Tag Archives: classic

the awakening kate chopin

Book Review: The Awakening, by Kate Chopin

According to Amazon, I bought this copy of Kate Chopin’s classic The Awakening on my birthday in 2013. So, it’s sat in my Kindle Cloud for a little while, awaiting some attention. I read it now as part of my Awakening Challenge, in which I set out to read eight books titled Awakening/The Awakening.the awakening kate chopin

The Awakening by Kate Chopin is a novel set in New Orleans and the Louisiana coast at the end of the nineteenth century. The story centers around Edna Pontellier and her struggle to reconcile her unorthodox views on femininity and motherhood with the prevailing social attitudes of the South.

 my review

Meh, I expected a lot more. I intensely related to her feelings on children and motherhood. I also appreciate, that as a woman of the time, she was constrained in a myriad of ways. But I didn’t find in the story the deep, meaningfulness I thought I would. I, instead, found a dissatisfied woman looking to have an affair…or leave her husband for another man. I don’t find that particularly feminist or radical. Her desire to be alone (in the absence of Robert) felt a lot more interesting and I would have rathered that have been the focus.

Having said all that, I do acknowledge that the book was published in 1899. My reaction could be a modern woman’s reading of the text, instead of a true consideration of how it might have been received at the time it was written. I fully accept that if I’d read this with an eye toward critical analysis (like I would have at university), I’d probably say different, more contextual things about the book. As it is, I simply read it as a reader, with little complex consideration. But here’s an essayist from the New York Times doing a far better job of it that I ever could have. And don’t I feel a burke, having missed so much.

the awakening

The Left Hand of Darkness

Book Review of The Left Hand of Darkness, by Ursula K. Le Guin

I have owned this copy of Ursula K. Le Guin‘s The Left Hand of Darkness for years. One would presume I bought it at some point.
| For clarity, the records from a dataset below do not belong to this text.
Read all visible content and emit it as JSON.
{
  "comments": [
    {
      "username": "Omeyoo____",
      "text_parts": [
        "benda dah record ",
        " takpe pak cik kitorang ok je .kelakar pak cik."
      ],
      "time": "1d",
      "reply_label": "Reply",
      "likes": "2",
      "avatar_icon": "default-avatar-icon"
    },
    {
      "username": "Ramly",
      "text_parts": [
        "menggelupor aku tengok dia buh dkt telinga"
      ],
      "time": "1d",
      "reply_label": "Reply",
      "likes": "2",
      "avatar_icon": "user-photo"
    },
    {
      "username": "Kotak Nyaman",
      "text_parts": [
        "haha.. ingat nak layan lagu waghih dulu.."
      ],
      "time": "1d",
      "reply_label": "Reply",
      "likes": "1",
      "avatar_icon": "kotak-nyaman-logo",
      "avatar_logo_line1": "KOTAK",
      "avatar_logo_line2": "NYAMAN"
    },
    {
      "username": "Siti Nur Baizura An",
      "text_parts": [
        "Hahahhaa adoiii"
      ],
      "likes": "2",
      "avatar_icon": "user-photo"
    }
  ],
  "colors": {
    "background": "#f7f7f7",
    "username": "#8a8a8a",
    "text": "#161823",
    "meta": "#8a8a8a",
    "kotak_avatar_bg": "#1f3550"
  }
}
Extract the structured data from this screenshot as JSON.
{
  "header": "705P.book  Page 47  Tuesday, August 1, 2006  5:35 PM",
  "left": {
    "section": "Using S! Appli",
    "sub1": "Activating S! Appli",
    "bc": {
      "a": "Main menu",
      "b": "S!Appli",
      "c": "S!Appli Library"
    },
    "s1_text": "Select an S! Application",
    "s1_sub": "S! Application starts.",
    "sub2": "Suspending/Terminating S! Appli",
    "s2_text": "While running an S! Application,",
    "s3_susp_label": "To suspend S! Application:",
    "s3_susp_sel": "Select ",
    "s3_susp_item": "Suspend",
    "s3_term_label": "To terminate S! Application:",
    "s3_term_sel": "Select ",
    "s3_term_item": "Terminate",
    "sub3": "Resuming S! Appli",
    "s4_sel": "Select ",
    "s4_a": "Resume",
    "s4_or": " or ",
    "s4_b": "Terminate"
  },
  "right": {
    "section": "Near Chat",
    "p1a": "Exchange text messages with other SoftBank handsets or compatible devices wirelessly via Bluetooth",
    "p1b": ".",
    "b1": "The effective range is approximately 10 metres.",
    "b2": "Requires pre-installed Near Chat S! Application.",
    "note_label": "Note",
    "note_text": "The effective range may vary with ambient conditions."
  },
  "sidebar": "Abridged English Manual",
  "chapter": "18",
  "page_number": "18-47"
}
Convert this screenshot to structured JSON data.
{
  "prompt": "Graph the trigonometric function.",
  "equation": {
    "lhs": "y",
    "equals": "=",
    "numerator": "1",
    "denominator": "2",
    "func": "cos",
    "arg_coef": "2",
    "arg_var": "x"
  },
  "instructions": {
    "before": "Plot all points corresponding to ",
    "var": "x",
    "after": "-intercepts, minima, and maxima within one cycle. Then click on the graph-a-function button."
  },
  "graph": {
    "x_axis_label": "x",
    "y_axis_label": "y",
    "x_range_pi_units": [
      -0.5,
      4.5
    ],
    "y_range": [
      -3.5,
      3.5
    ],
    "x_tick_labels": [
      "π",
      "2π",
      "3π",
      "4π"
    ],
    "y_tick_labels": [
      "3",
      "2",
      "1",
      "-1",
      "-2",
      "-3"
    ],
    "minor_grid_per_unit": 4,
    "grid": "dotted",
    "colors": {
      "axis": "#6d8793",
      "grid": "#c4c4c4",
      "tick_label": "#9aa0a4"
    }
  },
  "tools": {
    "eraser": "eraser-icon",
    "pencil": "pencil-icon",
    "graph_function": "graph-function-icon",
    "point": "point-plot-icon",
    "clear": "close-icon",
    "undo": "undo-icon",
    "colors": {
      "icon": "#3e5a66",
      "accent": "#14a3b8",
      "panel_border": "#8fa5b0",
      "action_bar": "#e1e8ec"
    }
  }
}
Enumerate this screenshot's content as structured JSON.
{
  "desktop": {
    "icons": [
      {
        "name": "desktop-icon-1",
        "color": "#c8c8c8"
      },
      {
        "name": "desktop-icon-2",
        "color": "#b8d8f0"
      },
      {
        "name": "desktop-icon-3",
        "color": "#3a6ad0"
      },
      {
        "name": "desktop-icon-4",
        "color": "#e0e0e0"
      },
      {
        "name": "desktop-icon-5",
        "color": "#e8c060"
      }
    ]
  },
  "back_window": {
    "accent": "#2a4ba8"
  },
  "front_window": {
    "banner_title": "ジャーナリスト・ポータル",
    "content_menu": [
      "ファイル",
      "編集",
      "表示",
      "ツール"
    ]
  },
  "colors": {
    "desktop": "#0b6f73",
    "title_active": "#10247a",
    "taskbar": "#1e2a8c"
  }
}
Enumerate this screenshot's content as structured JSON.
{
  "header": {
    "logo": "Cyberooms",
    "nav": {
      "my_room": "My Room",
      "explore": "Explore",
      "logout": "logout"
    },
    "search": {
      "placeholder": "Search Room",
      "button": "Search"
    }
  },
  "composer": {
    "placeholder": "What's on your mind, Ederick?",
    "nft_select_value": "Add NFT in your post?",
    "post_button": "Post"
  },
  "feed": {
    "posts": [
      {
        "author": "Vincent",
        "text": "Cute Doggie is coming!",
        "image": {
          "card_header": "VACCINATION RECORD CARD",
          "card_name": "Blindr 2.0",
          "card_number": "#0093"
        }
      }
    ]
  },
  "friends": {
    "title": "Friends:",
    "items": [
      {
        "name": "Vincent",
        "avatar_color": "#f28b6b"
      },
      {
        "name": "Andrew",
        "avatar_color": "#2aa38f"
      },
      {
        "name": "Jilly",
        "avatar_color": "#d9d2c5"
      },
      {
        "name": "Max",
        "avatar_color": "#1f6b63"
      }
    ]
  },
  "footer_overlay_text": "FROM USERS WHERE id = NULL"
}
Description from Goodreads:
On the planet Winter, there is no gender. The Gethenians can become male or female during each mating cycle, and this is something that humans find incomprehensible.

The Ekumen of Known Worlds has sent an ethnologist to study the Gethenians on their forbidding, ice-bound world. At first he finds his subjects difficult and off-putting, with their elaborate social systems and alien minds. But in the course of a long journey across the ice, he reaches an understanding with one of the Gethenians — it might even be a kind of love.

This is one of those books that is more a thought experiment than an actual reading experience. I can’t say I’m sad to have read it—especially now, so soon after Le Guin’s death—but I’ll say I’m glad to have read it, to be done reading it. As interesting as it was, I was bored for almost all of it. The world was breathtakingly described and, again, the moral and social implications of the Emissary’s circumstances were interesting, but the whole thing was soooo slow and indirect. Plus, while I understand the book was published in 1969 and therefore a product of it’s time, I was uncomfortable with the way women were positioned and described. All in all, I think of this much like I do Moby Dick. I’m glad to tick it off my list off books I’ve meant to read, but didn’t enjoy it all that much, though I can appreciate it’s worth.

Book Review: White Stains, by Anaïs Nin

white stains coverAbout the book:
A lost classic of 1940s erotica returns! Written by Anas Nin, Virginia Admiral, Caresse Crosby, and others for a dollar per page, this breathtakingly sensual volume was printed privately and soon became an underground legend. Beginning with a breathless mnage quatre in Alice and ending with the concluding remarks of the uproarious Loves Encyclopaedia, this is a priceless collection of explicit yet sophisticated musings.

I read about half of this. I made it through the stories, but I just couldn’t with the Encyclopedia of Sex.

While I thought the writing was wretched, it is from the 40s, and maybe that was how erotica was written at the time. What do I know? I could see of the language as precursors to some of the super-cheese I still see in the occasional bodice ripper, but can’t say I enjoyed it here any more than I do in more modern works (less even).

I was also repeatedly dismayed at the stories themselves. We have a 5yo boy being molested. We have a woman being drugged and raped, then taken advantage of by a second man. We have numerous men getting women drunk to take advantage of them and we have a married woman in an orgy with not-her-husband (though that was the least eyebrow-raising one of the bunch). Plus, with the exception of the orgy, every sex scene is essentially the same. Nope, none of them tickled my fancy in the least.

I don’t think anyone believes Anaïs Nin wrote this. I know if thought this was a representation of her work I’d never pick another one up.